SEOUL (Reuters) - The South Korean government on Friday barred disgraced scientist Hwang Woo-suk from resuming his research into cloned human embryonic stem cells.
Hwang has been on trial for more than two years on charges of breaking the law on research ethics and for misusing 2.8 billion won ($2.8 million) in state funds and private donations.
He was once hailed as a national hero for bringing the country to the forefront of work on cloning and stem cell research aimed at finding cures for illnesses that current medicine cannot adequately treat.

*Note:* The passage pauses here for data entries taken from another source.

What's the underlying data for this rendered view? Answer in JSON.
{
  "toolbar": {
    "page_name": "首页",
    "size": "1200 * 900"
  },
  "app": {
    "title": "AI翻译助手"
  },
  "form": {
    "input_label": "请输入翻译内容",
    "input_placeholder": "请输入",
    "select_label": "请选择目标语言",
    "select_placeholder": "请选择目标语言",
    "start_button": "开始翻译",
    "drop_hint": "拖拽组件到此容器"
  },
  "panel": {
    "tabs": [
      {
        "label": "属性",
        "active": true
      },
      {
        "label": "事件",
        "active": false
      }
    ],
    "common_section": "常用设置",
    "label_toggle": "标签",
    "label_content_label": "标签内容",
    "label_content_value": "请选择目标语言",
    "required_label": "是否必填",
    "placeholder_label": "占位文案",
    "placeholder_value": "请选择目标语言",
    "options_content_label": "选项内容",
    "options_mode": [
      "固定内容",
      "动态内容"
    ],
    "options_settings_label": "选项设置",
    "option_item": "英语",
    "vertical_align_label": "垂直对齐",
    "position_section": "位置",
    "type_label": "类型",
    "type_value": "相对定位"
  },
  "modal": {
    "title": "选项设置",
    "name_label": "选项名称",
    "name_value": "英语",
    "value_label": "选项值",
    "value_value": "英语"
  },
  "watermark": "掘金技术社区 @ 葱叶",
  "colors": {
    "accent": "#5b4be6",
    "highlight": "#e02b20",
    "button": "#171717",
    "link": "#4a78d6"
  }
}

“The decision took into account the chief researcher’s past dismissal from Seoul National University for manipulating research papers in 2005 and ethical questions in procuring human eggs and his indictment for illegally trading in human eggs,” the Health Ministry said in a statement.
While on trial, Hwang has returned to the lab to resume work on animal cloning with Sooam Biotech Research Foundation, that has cloned specialist sniffer dogs, endangered breeds and even occasional pets for private clients.
Hwang’s colleague Dr. Hyun Sang-hwan at Sooam said the rejection came as a big disappointment for the team.
“We expected our request to be accepted because the research plan we submitted has no flaw in terms of legal and administrative procedures,” he said by telephone.
Two landmark papers published by Hwang’s team on cloned human embryonic stem cells were withdrawn by the publisher after an investigation panel determined key data had been intentionally fabricated.
An analysis by U.S. researchers late last year said Hwang may have inadvertently created the first human embryonic stem cells derived from human eggs alone, a significant discovery itself.
While most South Koreans now see Hwang as a source of embarrassment rather than national pride, he still has thousands of supporters asking the government to give him a chance to use his breakthrough techniques in cloning.
Reporting by Jack Kim and Kim Junghyun; Editing by David Fox